pizzas = ["margherita", "four cheeses", "pepperoni", "ham and pineapple"]

To access items inside this list, you must specify the index number of the value you want to access inside square brackets. Let’s look at an example of accessing a list:

print(pizzas[0])
margherita

The code returns the first item in the list, “margherita”. If you try to access items in a list using parentheses (), you will raise the error: TypeError: ‘list’ object is not callable.

Example: Trying to Call a List

Let’s write a program that converts a list of strings to all lowercase. We can start by declaring the list of strings:

particles = ["ElECtroN", "muON", "PHoTOn", "neUTrinO"]

Next, we will create a for loop to iterate over the list of particle names and convert each name to lowercase using the lower() function.

for i in range(len(particles)):

   particles[i] = particles(i).lower()

   print(particles[i])

print(particles)

We use the range() function to iterate through every item in the particles list. We change the value of each name to all lowercase and print the updated variable to the console. Lastly, the program prints out the updated list to the console. Let’s run the code to see what happens:
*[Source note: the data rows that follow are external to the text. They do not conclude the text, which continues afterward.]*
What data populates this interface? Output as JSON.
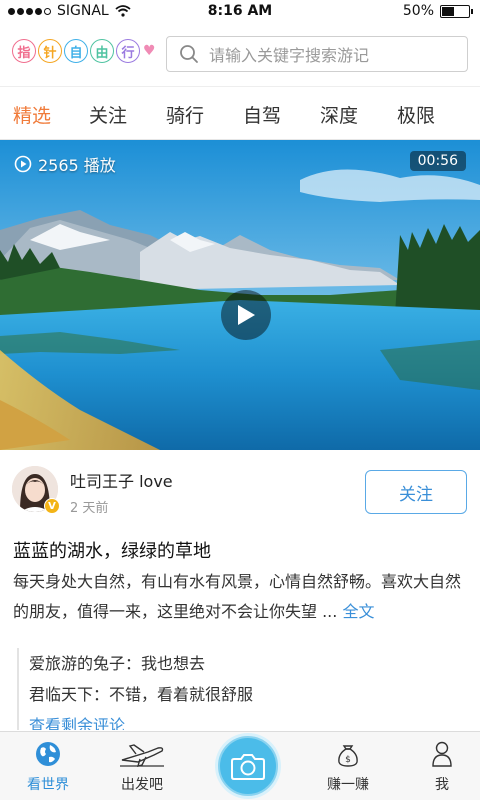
{
  "status_bar": {
    "carrier": "SIGNAL",
    "time": "8:16 AM",
    "battery": "50%",
    "battery_level": 0.5
  },
  "header": {
    "logo_chars": [
      "指",
      "针",
      "自",
      "由",
      "行"
    ],
    "logo_colors": [
      "#f06e8e",
      "#f5a623",
      "#3fb0e8",
      "#4fc3a1",
      "#9b7be0"
    ],
    "search_placeholder": "请输入关键字搜索游记"
  },
  "tabs": [
    {
      "label": "精选",
      "active": true
    },
    {
      "label": "关注",
      "active": false
    },
    {
      "label": "骑行",
      "active": false
    },
    {
      "label": "自驾",
      "active": false
    },
    {
      "label": "深度",
      "active": false
    },
    {
      "label": "极限",
      "active": false
    }
  ],
  "video": {
    "plays": "2565 播放",
    "duration": "00:56"
  },
  "post": {
    "author": "吐司王子 love",
    "badge": "V",
    "time": "2 天前",
    "follow_label": "关注",
    "title": "蓝蓝的湖水，绿绿的草地",
    "body": "每天身处大自然，有山有水有风景，心情自然舒畅。喜欢大自然的朋友，值得一来，这里绝对不会让你失望 ...",
    "full_text_label": "全文"
  },
  "comments": [
    {
      "text": "爱旅游的兔子：我也想去"
    },
    {
      "text": "君临天下：不错，看着就很舒服"
    }
  ],
  "more_comments_label": "查看剩余评论",
  "bottom_nav": {
    "items": [
      {
        "label": "看世界",
        "active": true
      },
      {
        "label": "出发吧",
        "active": false
      },
      {
        "label": "赚一赚",
        "active": false
      },
      {
        "label": "我",
        "active": false
      }
    ]
  },
  "colors": {
    "accent_orange": "#f07b3a",
    "accent_blue": "#3a8fd8",
    "camera_blue": "#4bbce9"
  }
}
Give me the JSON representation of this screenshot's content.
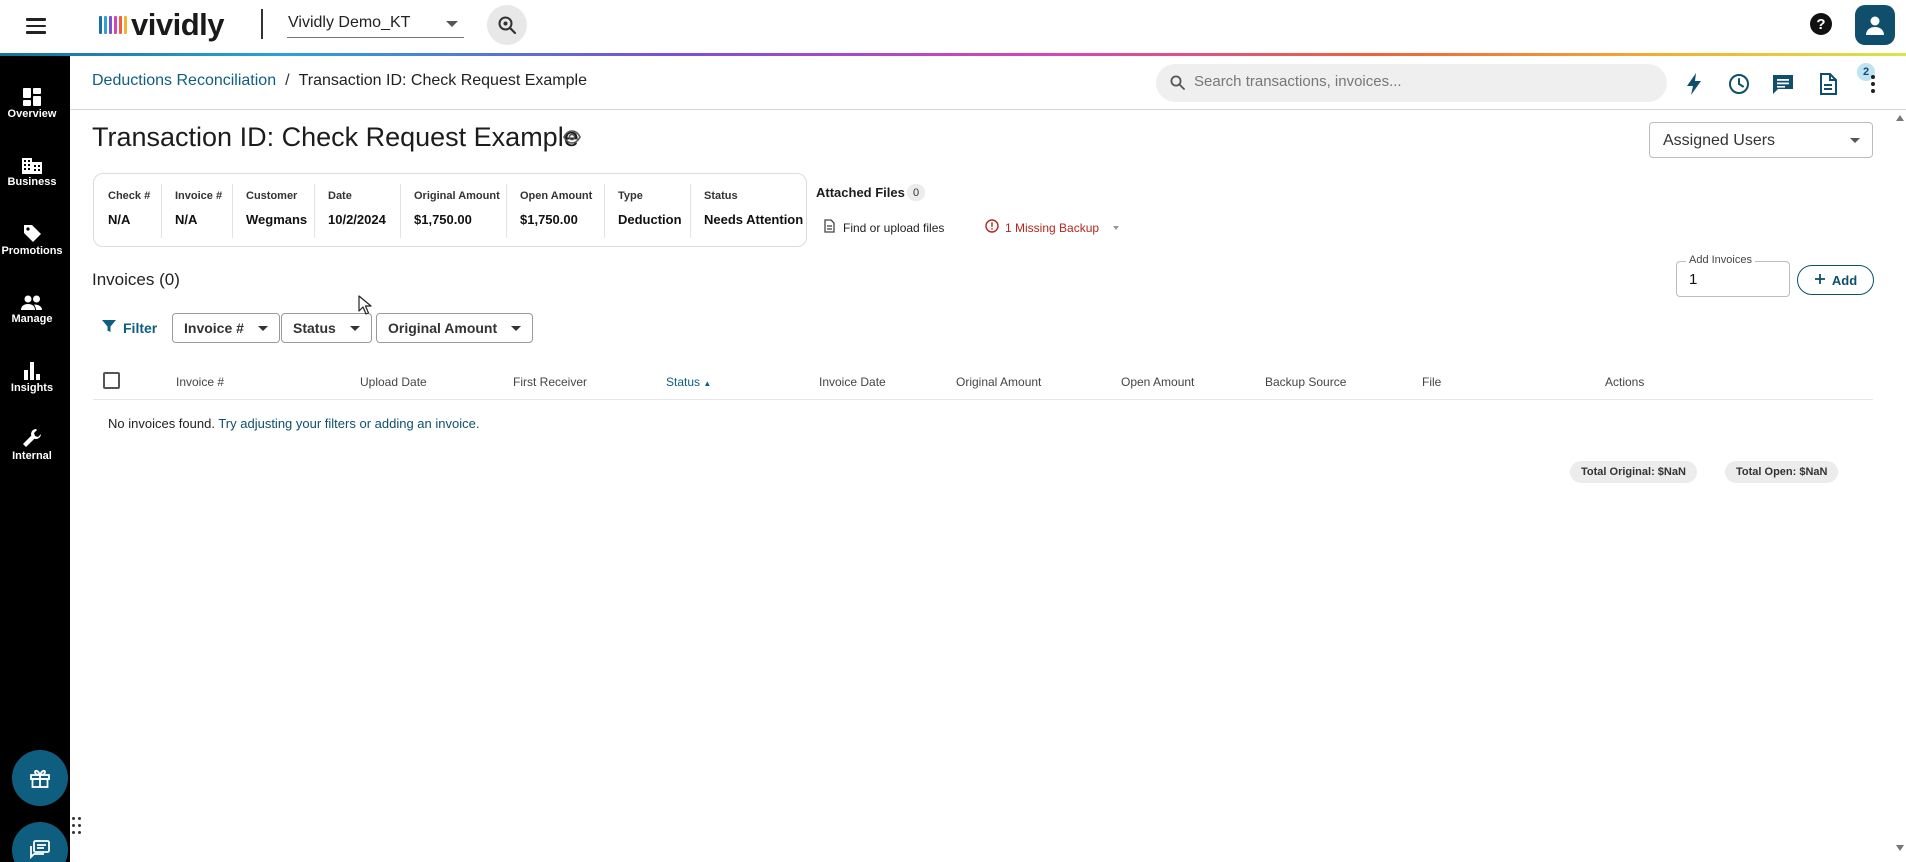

---------------------------------------------------------------------------
TypeError                                 Traceback (most recent call last)
      1 for i in range(len(particles)):
      2     particles[i] = particles(i).lower()
      3     print(particles[i])
      4 

TypeError: 'list' object is not callable

We raise the error because we used parentheses to access the items in the list: particles(i).lower(). In Python, we use parentheses to call functions. Therefore, the Python interprets thinks we are trying to call a list, which is impossible.

Solution

To solve this error, we must use square brackets to access the items in the list. The revision will tell the Python interpreter we want to access the item at index position “i” in the list “particles”.

for i in range(len(particles)):

   particles[i] = particles[i].lower()

   print(particles[i])

print(particles)

Let’s run the code to see the effects of the revisions:

electron
muon
photon
neutrino

['electron', 'muon', 'photon', 'neutrino']

The code successfully returns the individual items and the complete list in lowercase.

Summary

Congratulations on reading to the end of this tutorial!

The error “TypeError: ‘module’ object is not callable” occurs when you try to access items in a list using parentheses. The Python interpreter thinks you are trying to call a list as a function, and calling a list is an illegal operation in Python. To correctly access items in a list, use square brackets and the index value for the item you want.

Go to the online courses page on Python to learn more about Python for data science and machine learning.

Have fun and happy researching!